Golfers throughout the country were left disappointed in March this year when the Southland Golf Club – which occupied the Invercargill City Council-owned Oreti Sands course – was forced to close because of declining membership.
The city council continued to mow the fairways after the Southland Golf Club departed as it worked through the future use of the land at Sandy Point.
In June, councillors agreed to provide the Southern Institute of Technology (SIT) with a one-year lease to provide the organisation with the time to investigate if it was able to gain accreditation to run a course based at Oreti Sands.
Since then the SIT has been developing accreditation and approval documents for the New Zealand Qualifications Authority (NZQA) for New Zealand Certificate in Horticulture Services (Level 4 – sports turf strand) and New Zealand Certificate in Horticulture Services (Level 5 sports turf strand).
SIT chief executive Penny Simmonds said there was little it could do at the moment in terms of drumming up interest with prospective students.
When the SIT put the proposal to the city council, it indicated it planned to target the Asian market in terms of potential students.
“[At the moment it’s] only very soft marketing of letting agents overseas know we are looking into this because we can’t actually market [it] until we have NZQA accreditation and approval,” she said.
“[The feedback has been] low key until we know if we have the programme to offer.”
The city council has continued to carry out basic maintenance at Oreti Sands until the SIT can determine if it is able to run the turf management course or not.

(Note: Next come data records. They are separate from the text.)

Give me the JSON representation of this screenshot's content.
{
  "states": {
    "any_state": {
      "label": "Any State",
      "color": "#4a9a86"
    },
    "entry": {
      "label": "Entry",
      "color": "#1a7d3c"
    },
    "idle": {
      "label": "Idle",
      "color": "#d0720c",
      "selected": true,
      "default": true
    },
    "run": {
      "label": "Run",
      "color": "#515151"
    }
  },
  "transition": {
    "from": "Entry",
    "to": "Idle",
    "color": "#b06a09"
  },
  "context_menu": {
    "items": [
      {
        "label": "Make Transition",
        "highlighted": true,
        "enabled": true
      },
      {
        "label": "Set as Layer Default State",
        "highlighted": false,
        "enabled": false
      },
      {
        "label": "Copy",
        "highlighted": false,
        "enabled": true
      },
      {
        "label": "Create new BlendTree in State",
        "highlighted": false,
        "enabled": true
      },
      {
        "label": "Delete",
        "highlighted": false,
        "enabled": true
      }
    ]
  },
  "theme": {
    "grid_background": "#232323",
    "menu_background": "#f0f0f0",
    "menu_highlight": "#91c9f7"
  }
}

Ms Simmonds has previously stated that if the Oreti Sands course was revitalised, the SIT would provide access to the course at an agreed fee.
The golf course would also be available for SIT students to play on.
In 2008, the Invercargill Licensing Trust and Community Trust of Southland stumped up $250,000 each to make improvements to the links course with the hope it could attract a large number of visitors to the region.
That never eventuated for the course, which was once ranked the 13th best golf course in New Zealand by a leading golfing publication.